Usually this can be done by trickling water into the pond to dilute the ammonia and restore some of the essential minerals (KH) which act as buffers for the pH.
If the correct conditions of pH and KH are restored quickly it is possible to have the nitrifying bacteria resume their essential work without much delay however temperature will have a significant effect upon this especially if temperatures are lower than ten degrees C and the ammonia remains in the system for a long period of time.
Care should be exercised such that the pH is not raised to a level at which the ammonia becomes toxic. An initial pH to aim for would be 7.0 as ammonia has limited toxicity at this pH throughout the normal temperature range.
It is important that the KH (buffering) of the system is addressed such that further pH crashes can be avoided; regular (weekly) water changes are a good means of avoiding pH crashes and they also form part of an essential routine for helping to ensue the good health of the system.
This term refers to a system where the pump is positioned in the pond and water is pumped to the filter system and then returned to the pond. The filter system needs to be positioned higher than the pond such that the return water can flow back to the pond by larger bore pipework.
This term describes a system where the pond and filter system are arranged at the same level; the pond is connected to the filter system by large bore pipes the water is returned by pump to the pond. This creates a difference in the water levels and encourages the pond water to flow into the filter system via the large bore pipes in an effort to maintain the water level. Large bore pipes are necessary here such that the water flows into the filter system „by gravity“.
The flow rate to and from the filter system will be equal, but the water returned to the filter will travel more slowly through the larger bore pipe and the larger particles of solid waste remain intact, facilitating their removal.
This is the preferred method of water circulation for koi ponds as pump feed systems tend to macerate the solid waste which makes its more difficult to remove.

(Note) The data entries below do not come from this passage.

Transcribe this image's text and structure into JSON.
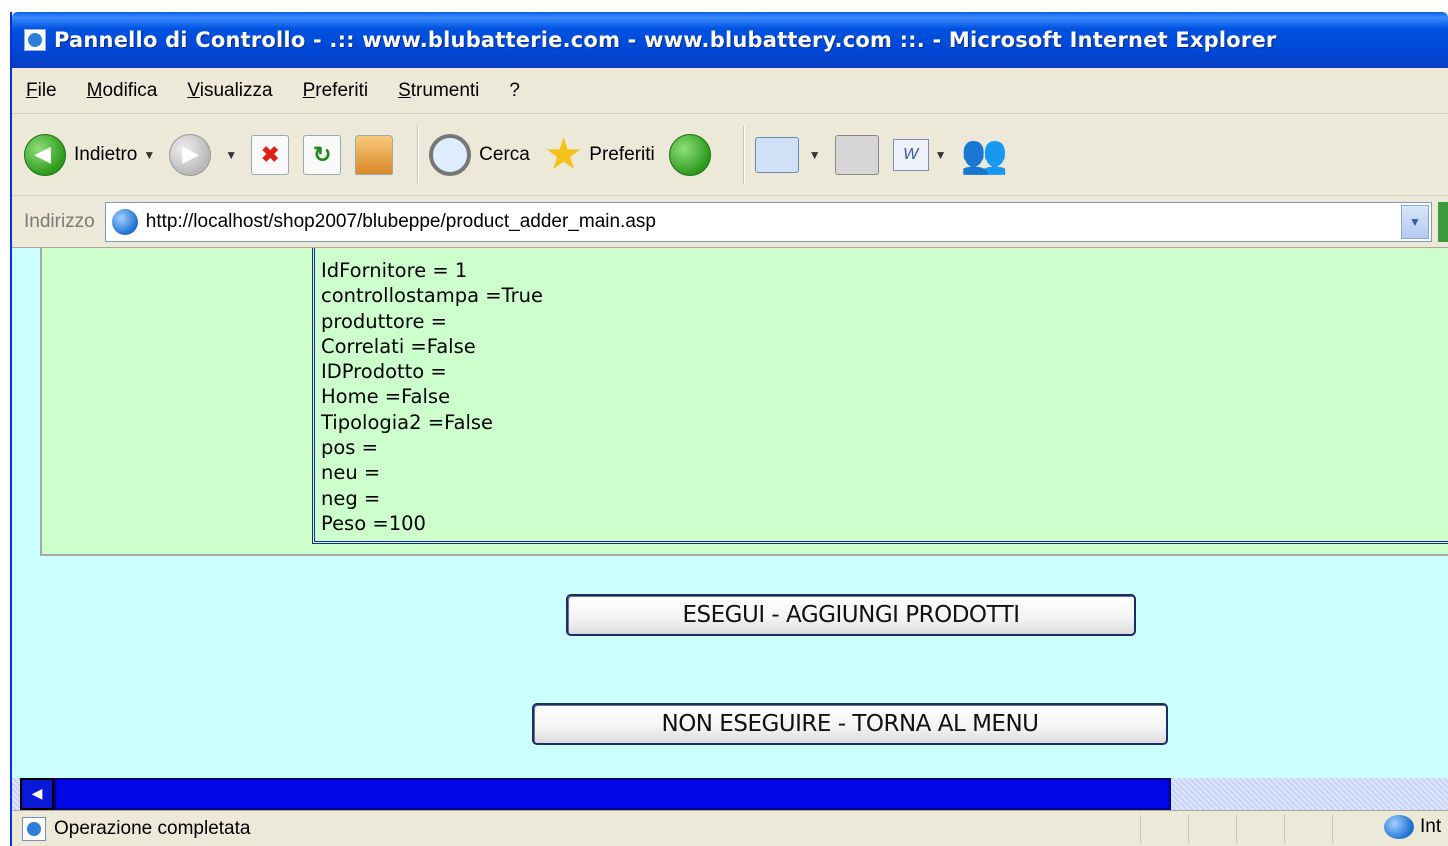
{
  "window": {
    "title": "Pannello di Controllo - .:: www.blubatterie.com - www.blubattery.com ::. - Microsoft Internet Explorer"
  },
  "menu": [
    "File",
    "Modifica",
    "Visualizza",
    "Preferiti",
    "Strumenti",
    "?"
  ],
  "toolbar": {
    "back_label": "Indietro",
    "search_label": "Cerca",
    "favorites_label": "Preferiti"
  },
  "address": {
    "label": "Indirizzo",
    "url": "http://localhost/shop2007/blubeppe/product_adder_main.asp"
  },
  "fields": [
    "IdFornitore = 1",
    "controllostampa =True",
    "produttore =",
    "Correlati =False",
    "IDProdotto =",
    "Home =False",
    "Tipologia2 =False",
    "pos =",
    "neu =",
    "neg =",
    "Peso =100"
  ],
  "actions": {
    "execute_label": "ESEGUI - AGGIUNGI PRODOTTI",
    "cancel_label": "NON ESEGUIRE - TORNA AL MENU"
  },
  "status": {
    "text": "Operazione completata",
    "zone": "Int"
  },
  "colors": {
    "content_bg": "#CCFFFF",
    "panel_bg": "#CCFFCC",
    "titlebar": "#0047D6"
  }
}
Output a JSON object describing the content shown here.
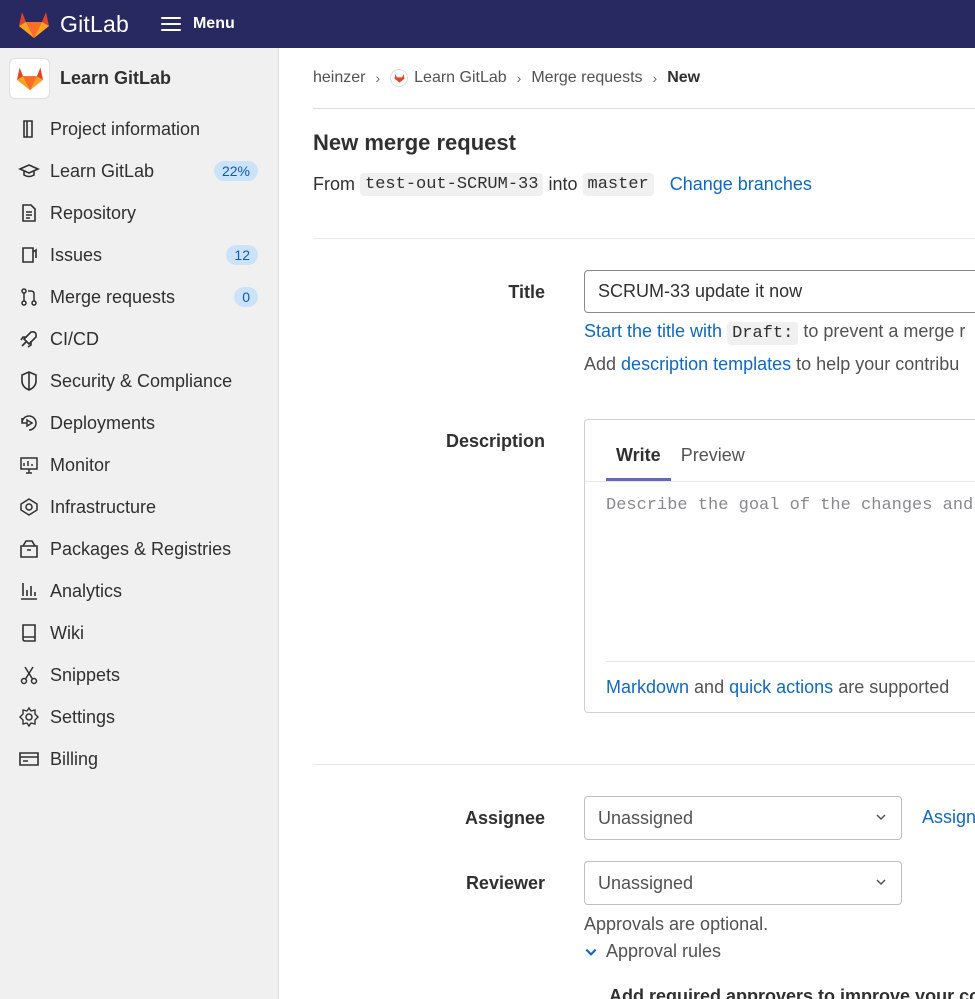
{
  "topbar": {
    "brand": "GitLab",
    "menu_label": "Menu"
  },
  "sidebar": {
    "project_name": "Learn GitLab",
    "items": [
      {
        "label": "Project information",
        "icon": "project-info-icon"
      },
      {
        "label": "Learn GitLab",
        "icon": "learn-icon",
        "badge": "22%"
      },
      {
        "label": "Repository",
        "icon": "repository-icon"
      },
      {
        "label": "Issues",
        "icon": "issues-icon",
        "badge": "12"
      },
      {
        "label": "Merge requests",
        "icon": "merge-request-icon",
        "badge": "0"
      },
      {
        "label": "CI/CD",
        "icon": "rocket-icon"
      },
      {
        "label": "Security & Compliance",
        "icon": "shield-icon"
      },
      {
        "label": "Deployments",
        "icon": "deployments-icon"
      },
      {
        "label": "Monitor",
        "icon": "monitor-icon"
      },
      {
        "label": "Infrastructure",
        "icon": "infrastructure-icon"
      },
      {
        "label": "Packages & Registries",
        "icon": "package-icon"
      },
      {
        "label": "Analytics",
        "icon": "chart-icon"
      },
      {
        "label": "Wiki",
        "icon": "book-icon"
      },
      {
        "label": "Snippets",
        "icon": "scissors-icon"
      },
      {
        "label": "Settings",
        "icon": "gear-icon"
      },
      {
        "label": "Billing",
        "icon": "credit-card-icon"
      }
    ]
  },
  "breadcrumb": {
    "user": "heinzer",
    "project": "Learn GitLab",
    "section": "Merge requests",
    "current": "New"
  },
  "page": {
    "title": "New merge request",
    "from_label": "From",
    "source_branch": "test-out-SCRUM-33",
    "into_label": "into",
    "target_branch": "master",
    "change_branches": "Change branches"
  },
  "form": {
    "title_label": "Title",
    "title_value": "SCRUM-33 update it now",
    "draft_link": "Start the title with",
    "draft_code": "Draft:",
    "draft_rest": "to prevent a merge r",
    "templates_prefix": "Add",
    "templates_link": "description templates",
    "templates_rest": "to help your contribu",
    "description_label": "Description",
    "tab_write": "Write",
    "tab_preview": "Preview",
    "description_placeholder": "Describe the goal of the changes and",
    "markdown_link": "Markdown",
    "and_text": "and",
    "quick_actions_link": "quick actions",
    "supported_text": "are supported",
    "assignee_label": "Assignee",
    "assignee_value": "Unassigned",
    "assign_link": "Assign",
    "reviewer_label": "Reviewer",
    "reviewer_value": "Unassigned",
    "approvals_text": "Approvals are optional.",
    "approval_rules": "Approval rules",
    "approvers_text": "Add required approvers to improve your co"
  },
  "colors": {
    "topbar": "#292961",
    "link": "#1068bf",
    "sidebar": "#f0f0f0",
    "tab_underline": "#6666c4"
  }
}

“Hard” and “Soft” water.
These terms are explained at some length in previous chapters however for completeness soft water contains low amounts of dissolved calcium and magnesium and hard water contains relatively higher quantities of these essential minerals.
A few stories
A koikeeper phoned me and asked if I would check out one of his best koi which had suffered some damage in his pond. I agreed to do so and he duly arrived about an hour later with his koi in a plastic bag.
The koi was on its side and there was no apparent gill movement; the bag was opened and the koi was placed onto a damp towel for examination. The wound on its side was substantial but unlikely to be the cause of the apparent demise of the koi!
“Well” said the owner “I don’t know what’s happened here. I even took the precaution of inflating the carrying bag with Brewery Oxygen to safeguard the koi for the journey”
I queried his “Brewery Oxygen”?
“You know” he said “The oxygen that breweries use for their beer”.
The koi was quickly placed into fresh water with an airstone and it slowly recovered consciousness.
The “Brewery Oxygen” was in fact Carbon Dioxide which had anaesthetised the koi n the carrying bag!
I had a frantic phone call from a person who had a display pond containing koi as part of the décor for his business. He had experienced several problems previously where his fish had been much debilitated having severe whitespot and gill fluke problems. Several koi had succumbed to these infections before he called me in to sort the problem.
“All my koi are jumping about in their pond and there is lots of foam around the waterfall. I fear someone has added soap to my pond. What should I do?”
I immediately travelled to his pond only to find the koi happily spawning!